======== Records to use

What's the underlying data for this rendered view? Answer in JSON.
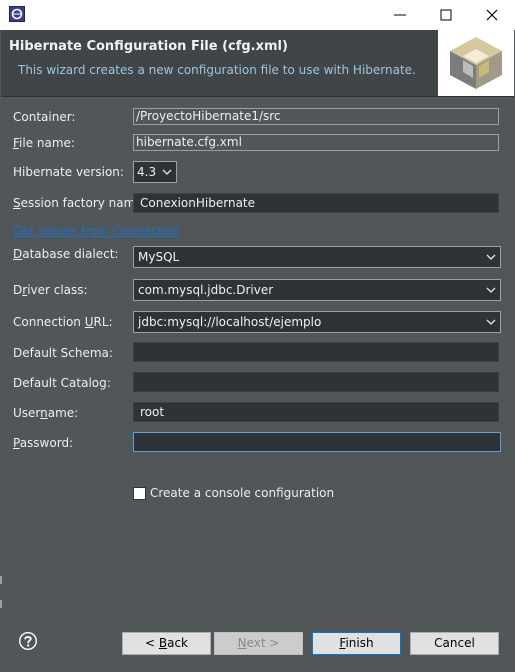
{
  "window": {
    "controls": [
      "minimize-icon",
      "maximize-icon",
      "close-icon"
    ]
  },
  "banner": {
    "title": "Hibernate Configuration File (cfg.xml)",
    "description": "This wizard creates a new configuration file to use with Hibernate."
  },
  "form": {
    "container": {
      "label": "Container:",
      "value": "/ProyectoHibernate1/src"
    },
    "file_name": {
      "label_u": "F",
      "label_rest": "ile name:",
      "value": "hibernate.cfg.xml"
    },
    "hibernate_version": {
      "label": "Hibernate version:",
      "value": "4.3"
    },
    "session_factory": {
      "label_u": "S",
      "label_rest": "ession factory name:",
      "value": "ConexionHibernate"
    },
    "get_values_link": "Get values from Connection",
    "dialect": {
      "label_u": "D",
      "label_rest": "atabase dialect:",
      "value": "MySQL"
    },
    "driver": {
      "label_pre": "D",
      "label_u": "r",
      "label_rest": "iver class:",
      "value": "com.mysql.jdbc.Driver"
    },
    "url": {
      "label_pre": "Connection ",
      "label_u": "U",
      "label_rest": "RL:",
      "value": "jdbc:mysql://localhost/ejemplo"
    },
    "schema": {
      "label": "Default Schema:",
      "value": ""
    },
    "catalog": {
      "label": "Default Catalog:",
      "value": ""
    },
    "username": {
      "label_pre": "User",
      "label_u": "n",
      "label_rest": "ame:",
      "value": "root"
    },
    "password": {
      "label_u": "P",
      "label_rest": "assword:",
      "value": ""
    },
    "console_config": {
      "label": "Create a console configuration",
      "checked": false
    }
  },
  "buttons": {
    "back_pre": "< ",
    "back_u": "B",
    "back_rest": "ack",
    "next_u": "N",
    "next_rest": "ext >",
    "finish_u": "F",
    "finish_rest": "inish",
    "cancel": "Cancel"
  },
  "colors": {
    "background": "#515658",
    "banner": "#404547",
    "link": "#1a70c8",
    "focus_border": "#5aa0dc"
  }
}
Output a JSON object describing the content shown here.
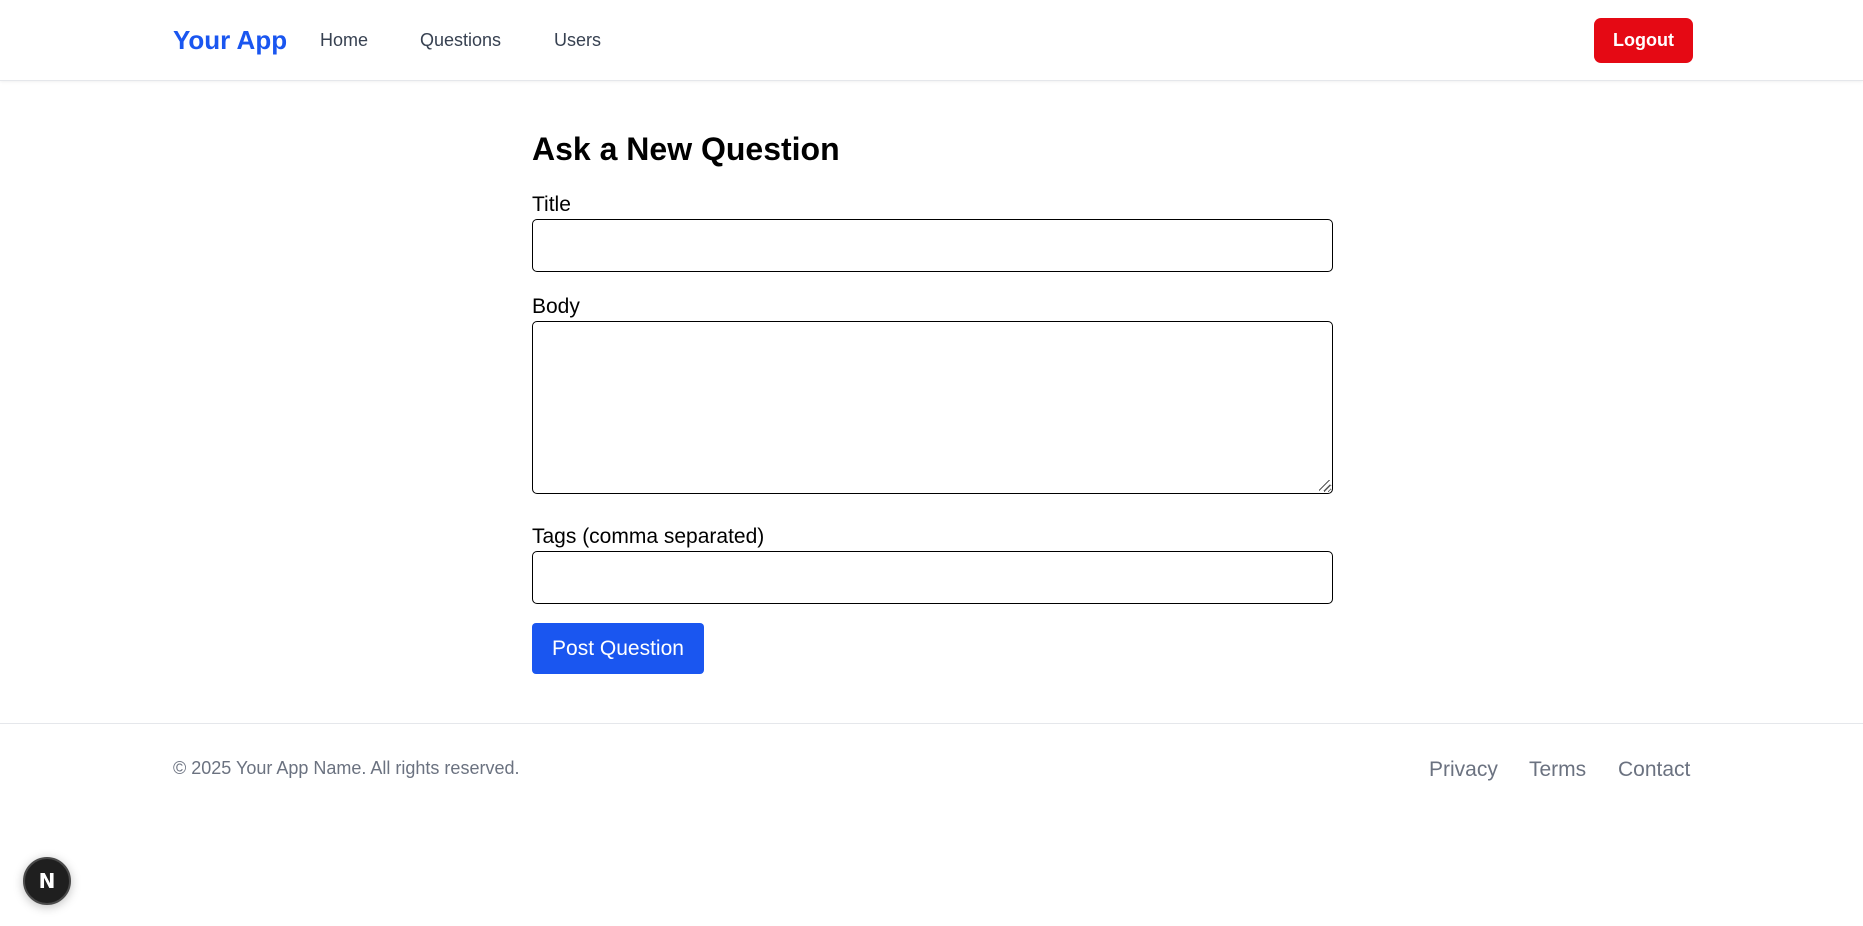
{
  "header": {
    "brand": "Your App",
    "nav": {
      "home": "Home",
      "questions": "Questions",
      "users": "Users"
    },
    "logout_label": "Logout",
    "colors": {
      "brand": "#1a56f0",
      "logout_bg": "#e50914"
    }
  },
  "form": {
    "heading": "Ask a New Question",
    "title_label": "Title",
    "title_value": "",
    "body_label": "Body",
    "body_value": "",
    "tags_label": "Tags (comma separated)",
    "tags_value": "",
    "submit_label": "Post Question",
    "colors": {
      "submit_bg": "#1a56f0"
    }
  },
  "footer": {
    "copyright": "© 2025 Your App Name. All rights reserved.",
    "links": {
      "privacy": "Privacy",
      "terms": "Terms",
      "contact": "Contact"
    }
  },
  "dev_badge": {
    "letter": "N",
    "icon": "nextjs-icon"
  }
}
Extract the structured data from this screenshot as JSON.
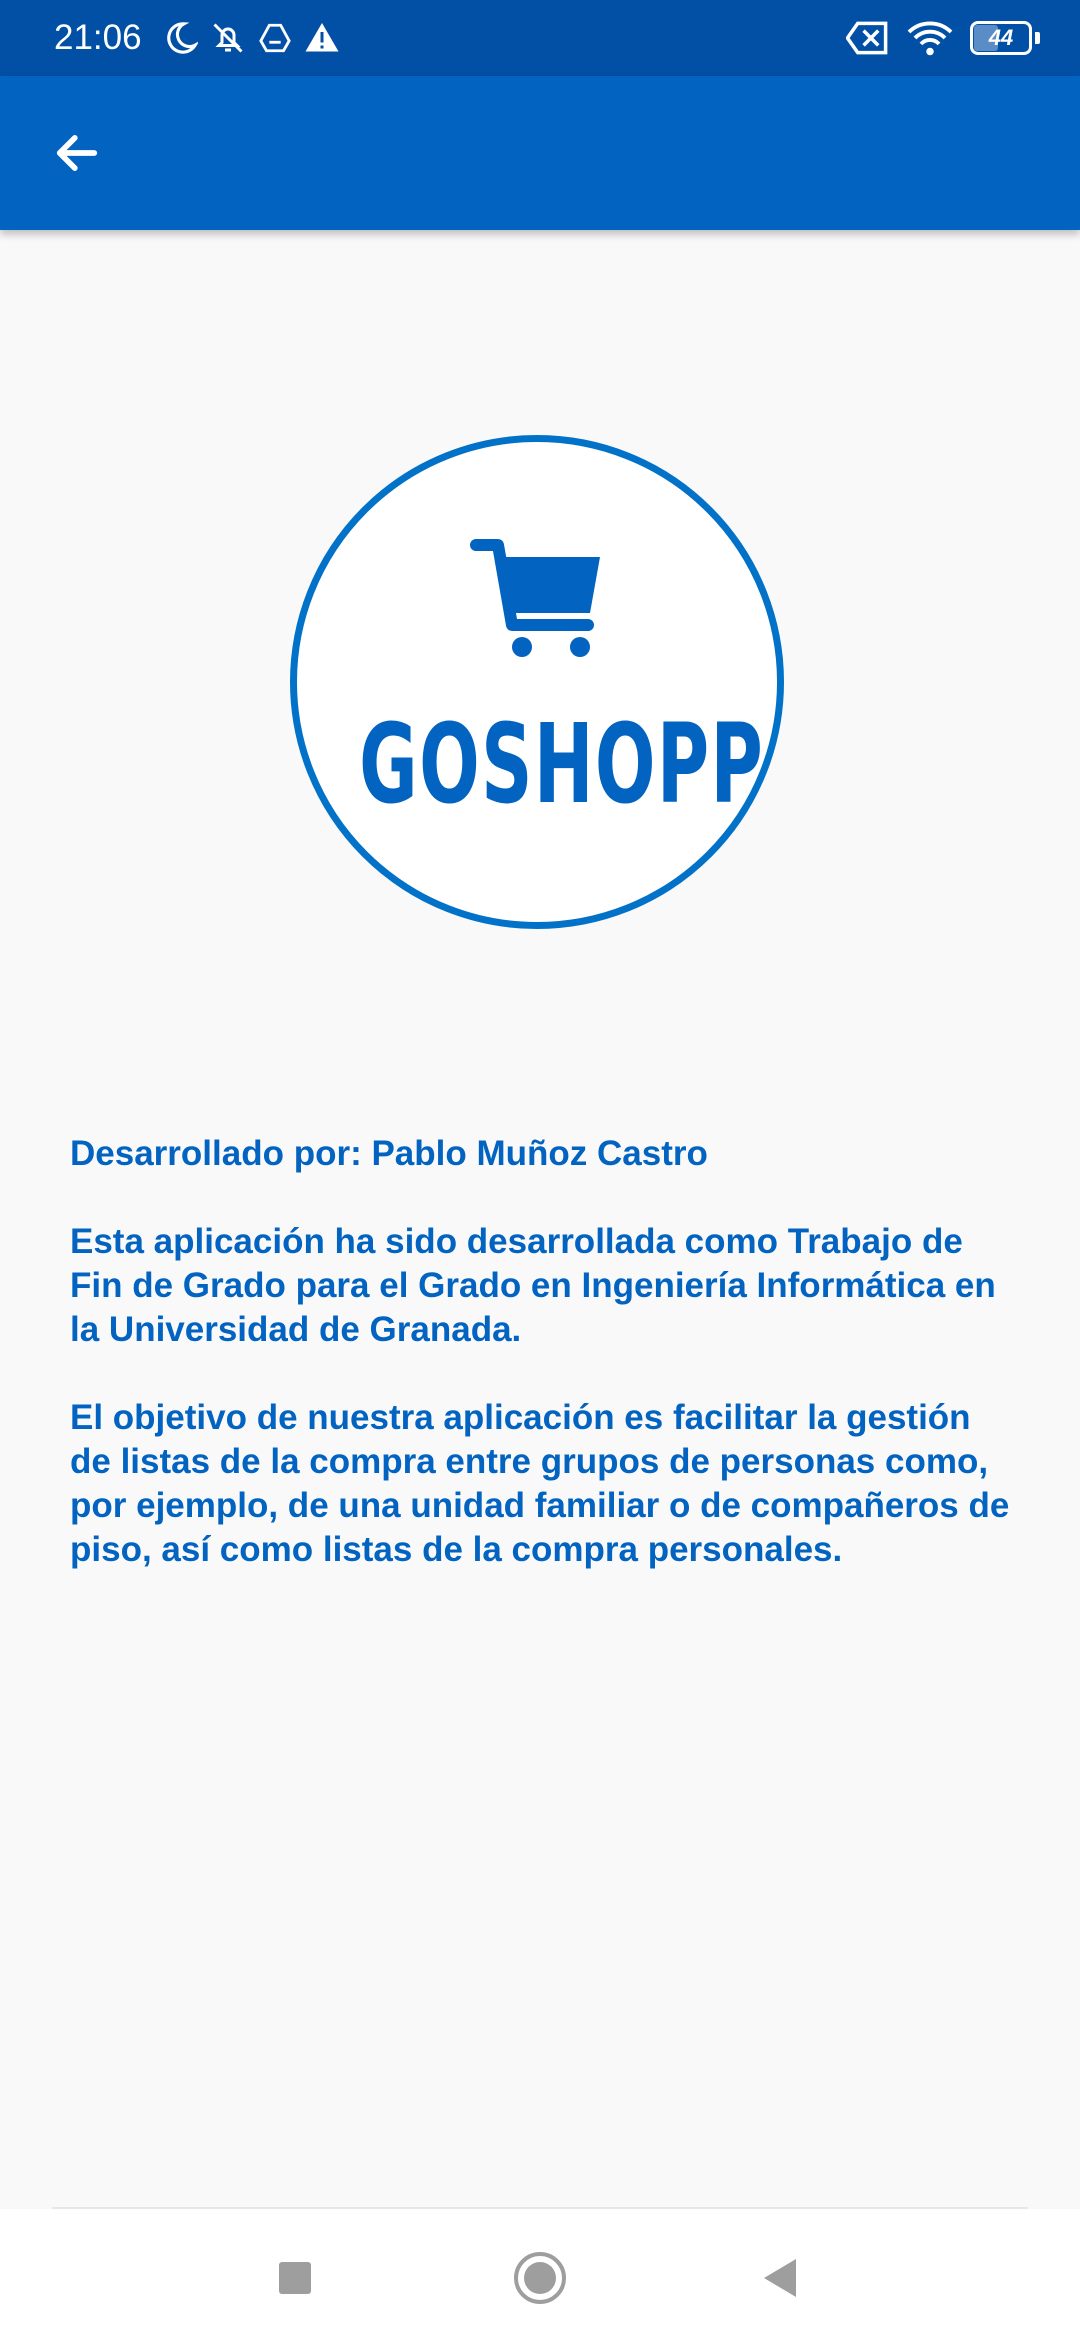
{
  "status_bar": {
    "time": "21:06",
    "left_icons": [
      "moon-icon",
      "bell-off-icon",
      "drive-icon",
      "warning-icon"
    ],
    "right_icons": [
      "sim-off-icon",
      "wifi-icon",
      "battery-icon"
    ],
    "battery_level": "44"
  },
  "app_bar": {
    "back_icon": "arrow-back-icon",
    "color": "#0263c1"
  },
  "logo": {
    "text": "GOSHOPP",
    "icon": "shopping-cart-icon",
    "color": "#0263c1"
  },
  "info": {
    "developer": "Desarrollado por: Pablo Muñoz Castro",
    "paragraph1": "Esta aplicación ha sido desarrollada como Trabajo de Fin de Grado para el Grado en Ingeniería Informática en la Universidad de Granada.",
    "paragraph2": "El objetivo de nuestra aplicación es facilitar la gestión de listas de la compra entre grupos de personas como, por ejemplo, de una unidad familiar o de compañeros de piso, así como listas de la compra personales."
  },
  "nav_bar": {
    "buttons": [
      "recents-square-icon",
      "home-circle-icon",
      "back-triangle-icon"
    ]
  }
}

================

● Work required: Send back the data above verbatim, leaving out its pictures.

● Answer to the exercise:
What's the underlying data for this rendered view? Answer in JSON.
{
  "window": {
    "controls": [
      "minimize-icon",
      "maximize-icon",
      "close-icon"
    ]
  },
  "banner": {
    "title": "Hibernate Configuration File (cfg.xml)",
    "description": "This wizard creates a new configuration file to use with Hibernate."
  },
  "form": {
    "container": {
      "label": "Container:",
      "value": "/ProyectoHibernate1/src"
    },
    "file_name": {
      "label_u": "F",
      "label_rest": "ile name:",
      "value": "hibernate.cfg.xml"
    },
    "hibernate_version": {
      "label": "Hibernate version:",
      "value": "4.3"
    },
    "session_factory": {
      "label_u": "S",
      "label_rest": "ession factory name:",
      "value": "ConexionHibernate"
    },
    "get_values_link": "Get values from Connection",
    "dialect": {
      "label_u": "D",
      "label_rest": "atabase dialect:",
      "value": "MySQL"
    },
    "driver": {
      "label_pre": "D",
      "label_u": "r",
      "label_rest": "iver class:",
      "value": "com.mysql.jdbc.Driver"
    },
    "url": {
      "label_pre": "Connection ",
      "label_u": "U",
      "label_rest": "RL:",
      "value": "jdbc:mysql://localhost/ejemplo"
    },
    "schema": {
      "label": "Default Schema:",
      "value": ""
    },
    "catalog": {
      "label": "Default Catalog:",
      "value": ""
    },
    "username": {
      "label_pre": "User",
      "label_u": "n",
      "label_rest": "ame:",
      "value": "root"
    },
    "password": {
      "label_u": "P",
      "label_rest": "assword:",
      "value": ""
    },
    "console_config": {
      "label": "Create a console configuration",
      "checked": false
    }
  },
  "buttons": {
    "back_pre": "< ",
    "back_u": "B",
    "back_rest": "ack",
    "next_u": "N",
    "next_rest": "ext >",
    "finish_u": "F",
    "finish_rest": "inish",
    "cancel": "Cancel"
  },
  "colors": {
    "background": "#515658",
    "banner": "#404547",
    "link": "#1a70c8",
    "focus_border": "#5aa0dc"
  }
}
Output a JSON object describing the content shown here.
{
  "header": {
    "brand": "Your App",
    "nav": {
      "home": "Home",
      "questions": "Questions",
      "users": "Users"
    },
    "logout_label": "Logout",
    "colors": {
      "brand": "#1a56f0",
      "logout_bg": "#e50914"
    }
  },
  "form": {
    "heading": "Ask a New Question",
    "title_label": "Title",
    "title_value": "",
    "body_label": "Body",
    "body_value": "",
    "tags_label": "Tags (comma separated)",
    "tags_value": "",
    "submit_label": "Post Question",
    "colors": {
      "submit_bg": "#1a56f0"
    }
  },
  "footer": {
    "copyright": "© 2025 Your App Name. All rights reserved.",
    "links": {
      "privacy": "Privacy",
      "terms": "Terms",
      "contact": "Contact"
    }
  },
  "dev_badge": {
    "letter": "N",
    "icon": "nextjs-icon"
  }
}
Extract the structured data from this screenshot as JSON.
{
  "status_bar": {
    "time": "21:06",
    "left_icons": [
      "moon-icon",
      "bell-off-icon",
      "drive-icon",
      "warning-icon"
    ],
    "right_icons": [
      "sim-off-icon",
      "wifi-icon",
      "battery-icon"
    ],
    "battery_level": "44"
  },
  "app_bar": {
    "back_icon": "arrow-back-icon",
    "color": "#0263c1"
  },
  "logo": {
    "text": "GOSHOPP",
    "icon": "shopping-cart-icon",
    "color": "#0263c1"
  },
  "info": {
    "developer": "Desarrollado por: Pablo Muñoz Castro",
    "paragraph1": "Esta aplicación ha sido desarrollada como Trabajo de Fin de Grado para el Grado en Ingeniería Informática en la Universidad de Granada.",
    "paragraph2": "El objetivo de nuestra aplicación es facilitar la gestión de listas de la compra entre grupos de personas como, por ejemplo, de una unidad familiar o de compañeros de piso, así como listas de la compra personales."
  },
  "nav_bar": {
    "buttons": [
      "recents-square-icon",
      "home-circle-icon",
      "back-triangle-icon"
    ]
  }
}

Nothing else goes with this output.